__WHAT THE TASK REQUIRES__.
Find and copy the lines in the records beneath this task that contain the word "properties".

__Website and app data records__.

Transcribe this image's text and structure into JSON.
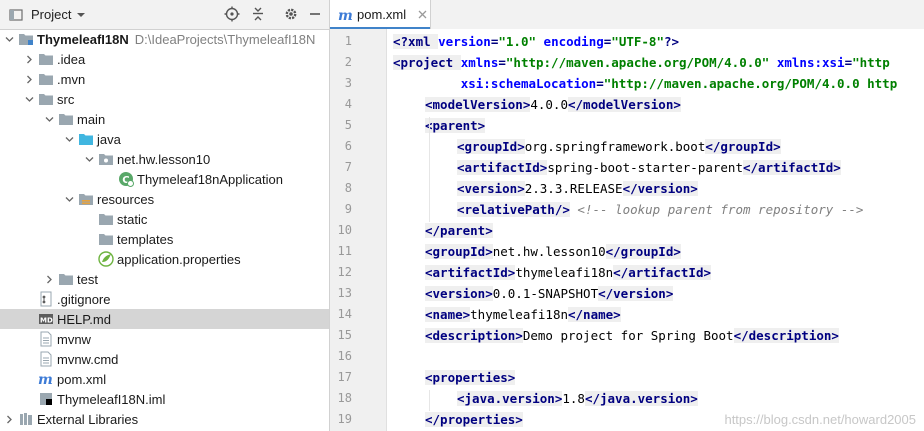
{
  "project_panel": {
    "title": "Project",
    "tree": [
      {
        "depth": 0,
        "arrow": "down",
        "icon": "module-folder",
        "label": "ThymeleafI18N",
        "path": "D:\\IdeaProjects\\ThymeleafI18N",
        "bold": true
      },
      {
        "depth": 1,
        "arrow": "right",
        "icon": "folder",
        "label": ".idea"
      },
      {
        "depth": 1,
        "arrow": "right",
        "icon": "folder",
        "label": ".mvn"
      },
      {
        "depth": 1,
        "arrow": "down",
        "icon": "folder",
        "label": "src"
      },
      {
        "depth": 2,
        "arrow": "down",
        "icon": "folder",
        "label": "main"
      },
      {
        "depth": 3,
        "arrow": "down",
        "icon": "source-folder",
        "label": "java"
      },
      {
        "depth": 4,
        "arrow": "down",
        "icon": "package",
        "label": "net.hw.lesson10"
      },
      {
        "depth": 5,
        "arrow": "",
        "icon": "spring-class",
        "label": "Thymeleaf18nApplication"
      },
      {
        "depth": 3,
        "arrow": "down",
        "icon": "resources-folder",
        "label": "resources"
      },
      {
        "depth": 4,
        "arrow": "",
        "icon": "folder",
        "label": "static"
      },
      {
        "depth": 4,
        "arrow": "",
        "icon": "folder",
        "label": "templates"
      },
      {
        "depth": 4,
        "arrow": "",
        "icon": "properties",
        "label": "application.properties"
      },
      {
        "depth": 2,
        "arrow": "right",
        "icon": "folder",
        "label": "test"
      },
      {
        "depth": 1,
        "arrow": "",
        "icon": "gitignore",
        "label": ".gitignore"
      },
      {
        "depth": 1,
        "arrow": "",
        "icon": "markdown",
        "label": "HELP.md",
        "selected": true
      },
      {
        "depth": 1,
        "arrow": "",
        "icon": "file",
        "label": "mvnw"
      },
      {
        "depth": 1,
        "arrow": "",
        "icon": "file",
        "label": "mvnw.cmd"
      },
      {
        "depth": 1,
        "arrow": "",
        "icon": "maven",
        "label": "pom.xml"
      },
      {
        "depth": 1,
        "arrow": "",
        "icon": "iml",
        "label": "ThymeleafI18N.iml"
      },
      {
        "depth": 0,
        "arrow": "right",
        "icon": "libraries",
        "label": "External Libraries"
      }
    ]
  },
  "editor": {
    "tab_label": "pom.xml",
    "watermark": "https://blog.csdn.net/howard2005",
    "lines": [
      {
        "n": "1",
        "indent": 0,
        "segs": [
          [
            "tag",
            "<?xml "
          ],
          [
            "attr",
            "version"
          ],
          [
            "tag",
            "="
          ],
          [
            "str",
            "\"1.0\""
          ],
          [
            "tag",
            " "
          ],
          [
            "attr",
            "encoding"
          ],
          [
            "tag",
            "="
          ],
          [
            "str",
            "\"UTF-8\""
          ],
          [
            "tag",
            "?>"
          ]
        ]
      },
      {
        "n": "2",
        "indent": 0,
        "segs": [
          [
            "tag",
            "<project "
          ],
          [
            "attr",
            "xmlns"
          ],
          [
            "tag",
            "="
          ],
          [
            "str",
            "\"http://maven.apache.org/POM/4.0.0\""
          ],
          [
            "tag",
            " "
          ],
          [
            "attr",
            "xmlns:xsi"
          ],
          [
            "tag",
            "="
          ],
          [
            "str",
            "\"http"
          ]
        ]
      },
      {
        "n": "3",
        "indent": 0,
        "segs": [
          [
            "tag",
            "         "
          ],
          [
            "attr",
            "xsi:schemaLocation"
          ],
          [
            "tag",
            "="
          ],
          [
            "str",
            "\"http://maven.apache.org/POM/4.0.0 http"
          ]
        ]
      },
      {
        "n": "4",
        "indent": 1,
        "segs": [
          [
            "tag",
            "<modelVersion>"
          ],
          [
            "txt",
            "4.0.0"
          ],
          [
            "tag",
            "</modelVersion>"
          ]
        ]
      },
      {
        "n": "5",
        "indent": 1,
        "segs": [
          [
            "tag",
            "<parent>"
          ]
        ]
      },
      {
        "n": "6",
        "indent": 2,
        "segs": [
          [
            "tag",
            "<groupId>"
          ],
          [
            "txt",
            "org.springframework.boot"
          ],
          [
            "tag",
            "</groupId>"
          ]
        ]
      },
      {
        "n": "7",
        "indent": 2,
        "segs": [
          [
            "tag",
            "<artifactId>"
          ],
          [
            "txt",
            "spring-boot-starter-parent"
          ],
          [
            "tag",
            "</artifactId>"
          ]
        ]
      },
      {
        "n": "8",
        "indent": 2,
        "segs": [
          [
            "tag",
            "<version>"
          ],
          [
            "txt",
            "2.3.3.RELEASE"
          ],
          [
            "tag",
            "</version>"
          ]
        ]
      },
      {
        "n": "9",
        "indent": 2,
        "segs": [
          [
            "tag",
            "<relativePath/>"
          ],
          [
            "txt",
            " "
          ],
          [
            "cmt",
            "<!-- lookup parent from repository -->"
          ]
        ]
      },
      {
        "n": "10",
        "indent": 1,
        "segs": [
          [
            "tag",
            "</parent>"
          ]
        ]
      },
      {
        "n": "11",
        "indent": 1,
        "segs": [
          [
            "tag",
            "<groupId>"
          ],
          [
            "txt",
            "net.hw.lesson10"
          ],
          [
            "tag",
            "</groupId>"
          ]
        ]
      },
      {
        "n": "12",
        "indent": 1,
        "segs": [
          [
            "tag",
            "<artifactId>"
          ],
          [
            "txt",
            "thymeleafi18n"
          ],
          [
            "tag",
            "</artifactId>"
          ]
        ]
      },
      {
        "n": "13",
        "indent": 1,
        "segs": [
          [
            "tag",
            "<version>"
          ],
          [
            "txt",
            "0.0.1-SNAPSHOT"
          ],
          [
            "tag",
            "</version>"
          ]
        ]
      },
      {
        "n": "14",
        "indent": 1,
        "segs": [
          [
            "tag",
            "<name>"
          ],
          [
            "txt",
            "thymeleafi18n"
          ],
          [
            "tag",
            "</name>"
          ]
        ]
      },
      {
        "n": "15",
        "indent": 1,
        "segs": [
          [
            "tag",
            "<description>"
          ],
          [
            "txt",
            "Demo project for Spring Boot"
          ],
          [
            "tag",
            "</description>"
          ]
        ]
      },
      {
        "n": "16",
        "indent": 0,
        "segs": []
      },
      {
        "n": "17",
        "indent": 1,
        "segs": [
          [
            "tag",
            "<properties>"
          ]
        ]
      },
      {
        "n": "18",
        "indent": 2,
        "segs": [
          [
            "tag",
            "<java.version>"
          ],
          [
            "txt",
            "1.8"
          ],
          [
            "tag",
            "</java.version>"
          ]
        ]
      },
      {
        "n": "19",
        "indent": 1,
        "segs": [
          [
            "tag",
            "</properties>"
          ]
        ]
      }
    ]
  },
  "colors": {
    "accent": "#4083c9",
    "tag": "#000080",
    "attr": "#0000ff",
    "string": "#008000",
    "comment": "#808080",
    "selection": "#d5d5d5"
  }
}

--

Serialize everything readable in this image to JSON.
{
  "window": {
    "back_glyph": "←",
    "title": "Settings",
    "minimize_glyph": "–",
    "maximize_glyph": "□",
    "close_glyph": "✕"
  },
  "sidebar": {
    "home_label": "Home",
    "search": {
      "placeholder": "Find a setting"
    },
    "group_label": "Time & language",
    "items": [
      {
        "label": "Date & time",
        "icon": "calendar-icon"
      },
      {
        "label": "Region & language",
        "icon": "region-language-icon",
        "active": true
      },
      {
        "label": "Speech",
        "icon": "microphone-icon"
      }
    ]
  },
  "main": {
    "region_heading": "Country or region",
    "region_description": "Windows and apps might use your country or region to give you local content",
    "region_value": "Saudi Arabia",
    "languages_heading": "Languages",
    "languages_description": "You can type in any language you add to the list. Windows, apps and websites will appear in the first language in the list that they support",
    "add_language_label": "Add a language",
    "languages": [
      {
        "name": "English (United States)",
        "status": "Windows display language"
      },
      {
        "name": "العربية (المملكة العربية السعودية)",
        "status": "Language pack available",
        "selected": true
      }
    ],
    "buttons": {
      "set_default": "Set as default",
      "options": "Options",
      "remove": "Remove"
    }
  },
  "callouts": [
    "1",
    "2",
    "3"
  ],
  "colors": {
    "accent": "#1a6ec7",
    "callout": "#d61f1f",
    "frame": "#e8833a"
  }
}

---

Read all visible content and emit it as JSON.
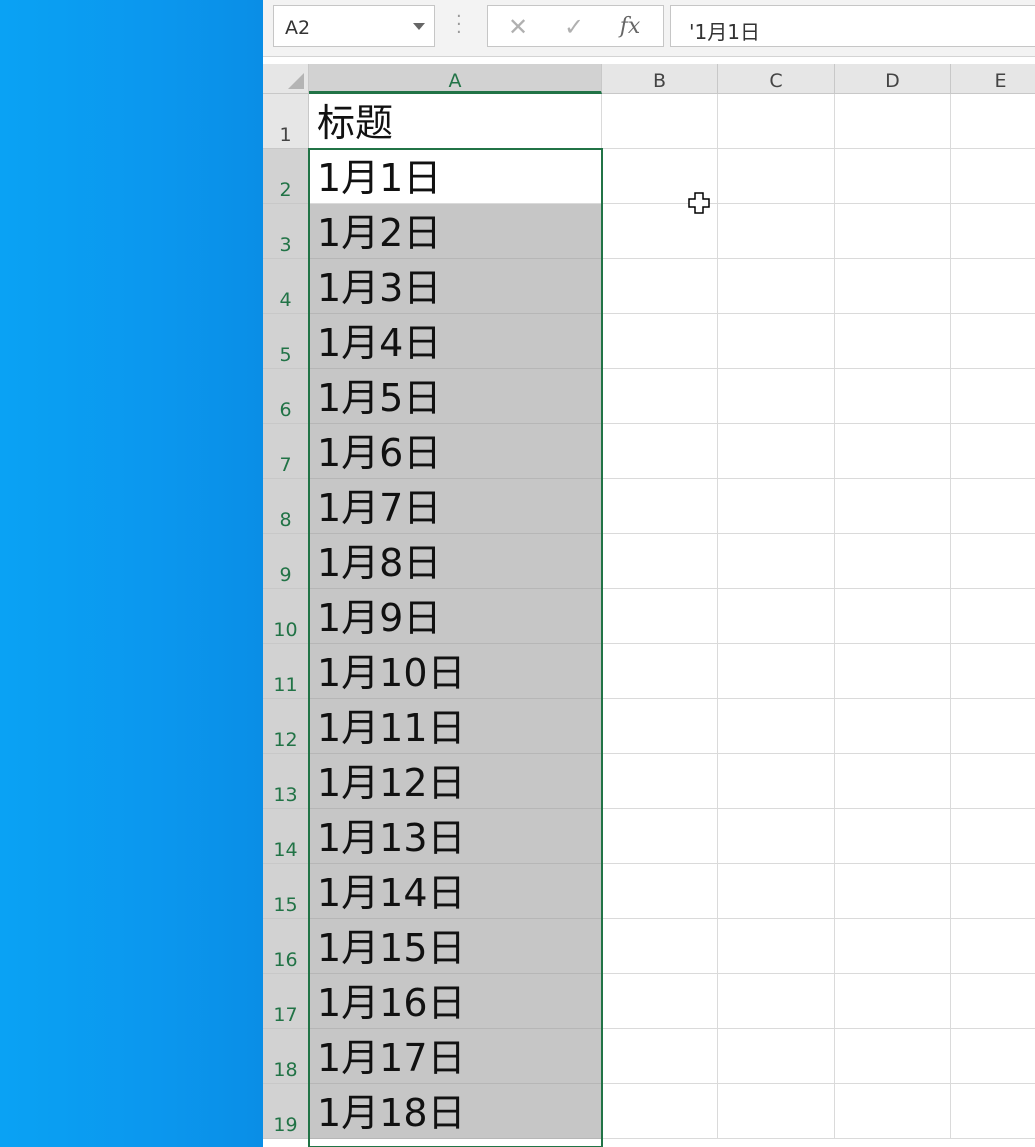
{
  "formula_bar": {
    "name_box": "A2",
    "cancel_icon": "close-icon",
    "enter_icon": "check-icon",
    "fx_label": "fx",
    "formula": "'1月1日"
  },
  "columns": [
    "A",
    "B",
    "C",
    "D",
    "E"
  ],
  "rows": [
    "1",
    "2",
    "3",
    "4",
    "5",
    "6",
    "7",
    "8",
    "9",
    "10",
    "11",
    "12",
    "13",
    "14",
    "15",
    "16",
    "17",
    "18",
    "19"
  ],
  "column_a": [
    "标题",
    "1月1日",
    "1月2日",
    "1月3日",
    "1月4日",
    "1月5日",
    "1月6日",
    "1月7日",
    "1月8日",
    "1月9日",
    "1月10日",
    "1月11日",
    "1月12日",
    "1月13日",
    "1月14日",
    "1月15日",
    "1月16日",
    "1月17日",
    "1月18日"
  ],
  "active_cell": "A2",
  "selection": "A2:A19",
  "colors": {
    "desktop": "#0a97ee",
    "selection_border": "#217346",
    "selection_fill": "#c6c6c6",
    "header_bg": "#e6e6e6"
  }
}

__EXERCISE RESPONSE__.
        "icon": "properties",
        "label": "application.properties"
            "<properties>"
            "</properties>"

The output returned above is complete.